Success is about more than just Olympic gold medals
Ever since Michelle Kwan announced her decision to withdraw from the Olympics, all we’ve heard from the media is how tragic her story is. True, Michelle has been on the quest for the so-called “elusive” gold medal for about a decade. Indeed, it’s saddening to hear of all the injuries that she’s sustained in her noteworthy journey. However, we must consider that maybe withdrawing from the Olympics may not be as bad as the press makes it out to be.
They say that it’s better to fail than to not try at all. In Michelle Kwan’s case, she tried, she didn’t fail, but she didn’t win the Olympic gold medal either. In the minds of her fans, Michelle is a winner.

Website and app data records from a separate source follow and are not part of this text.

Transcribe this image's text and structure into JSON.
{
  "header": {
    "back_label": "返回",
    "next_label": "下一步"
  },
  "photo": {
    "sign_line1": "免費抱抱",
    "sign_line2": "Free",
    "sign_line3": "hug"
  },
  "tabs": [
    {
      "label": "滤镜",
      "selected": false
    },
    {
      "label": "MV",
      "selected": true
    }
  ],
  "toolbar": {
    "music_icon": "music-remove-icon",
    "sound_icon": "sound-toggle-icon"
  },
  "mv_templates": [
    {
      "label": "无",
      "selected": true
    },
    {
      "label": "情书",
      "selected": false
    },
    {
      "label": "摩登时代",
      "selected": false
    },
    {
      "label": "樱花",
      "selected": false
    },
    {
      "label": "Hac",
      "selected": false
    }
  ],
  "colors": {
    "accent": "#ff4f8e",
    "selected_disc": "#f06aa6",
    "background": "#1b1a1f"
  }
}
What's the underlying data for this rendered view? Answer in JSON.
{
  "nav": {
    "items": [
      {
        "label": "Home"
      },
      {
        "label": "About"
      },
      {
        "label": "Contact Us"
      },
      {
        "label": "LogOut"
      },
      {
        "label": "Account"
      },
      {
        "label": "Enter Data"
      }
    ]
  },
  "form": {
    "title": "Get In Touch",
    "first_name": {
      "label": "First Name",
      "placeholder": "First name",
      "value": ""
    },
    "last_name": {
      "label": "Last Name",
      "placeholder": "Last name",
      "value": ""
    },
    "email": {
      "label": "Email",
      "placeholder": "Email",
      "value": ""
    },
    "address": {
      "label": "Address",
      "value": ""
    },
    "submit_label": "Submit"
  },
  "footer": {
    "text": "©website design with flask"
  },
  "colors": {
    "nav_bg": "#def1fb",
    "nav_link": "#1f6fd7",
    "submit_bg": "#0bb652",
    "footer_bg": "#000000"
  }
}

If anything, Michelle Kwan’s big decision to withdraw from the Olympics tells us that it’s okay to just walk away. Sometimes, something as great as the opportunity to win the Olympic gold medal is worth passing up when circumstances prevent you from doing the things that you want. I’m not going to lie, though. Seeing Michelle courageously face the media with tears glistening in her eyes was hard for me too. It’s difficult — if not downright discouraging — to see someone walk away from the very thing she’s worked so hard and so long to achieve.
Seeing someone’s dream getting crushed is a disheartening feeling. It makes you wonder whether we ourselves are chasing after our own elusive gold medal. And if we are, should we just give up, or continue plowing bravely forward, knowing that the chance for failure greatly exceeds our one and only chance for success?
I find the concept of the American Dream to be unrealistically optimistic. According to this model, as long as someone is dedicated and hard-working, in the end, anything is possible. Based on this model, all dreams can come true, regardless of how extraordinary they are. All you need is “x” and “y” to reach “z”. It’s as simple as that — until reality sets in.
I’m not saying that the American Dream is impossible. If anything, hard work and dedication will get you results. Results in what, though, vary by the magnitude of the dream, and are to be determined on an individual basis.
What people need to realize is that the American Dream is merely a model for success, and as a model, it fails to consider the occurrence of random events such as injuries, deaths, or other hardships.
No model is perfect. No dream is unachievable. What these two seemingly contrary ideas tell us is that life is just a series of random events, thrown together so that sometimes you end up with a winning streak, and other times your luck runs out.
In Michelle’s case, it wasn’t that she didn’t work hard enough. It wasn’t that she wasn’t 100 percent committed to her goal. Her luck simply ran out at an inopportune moment. Nevertheless, her humble exit from the race for the esteemed gold medal proved that at that moment, Michelle Kwan was not someone who gave up out of fear, but someone who bowed out gracefully out of respect for the game. That in itself is worth more than a hundred Olympic gold medals.
Not everyone can be an Olympic gold medalist. Not everyone ends up being the CEO of Microsoft. But when people like Michelle Kwan get passed up for a gold medal, I find it more and more difficult to believe that hard work and perseverance is the formula for success. Especially because the Olympic gold medal is such a prestigious symbol of achievement, when it is denied to a highly-deserving individual, for me, the gold medal starts to lose its value and appeal. After all, we should know by now that greatness cannot be reflected in a single piece of cold, hard metal.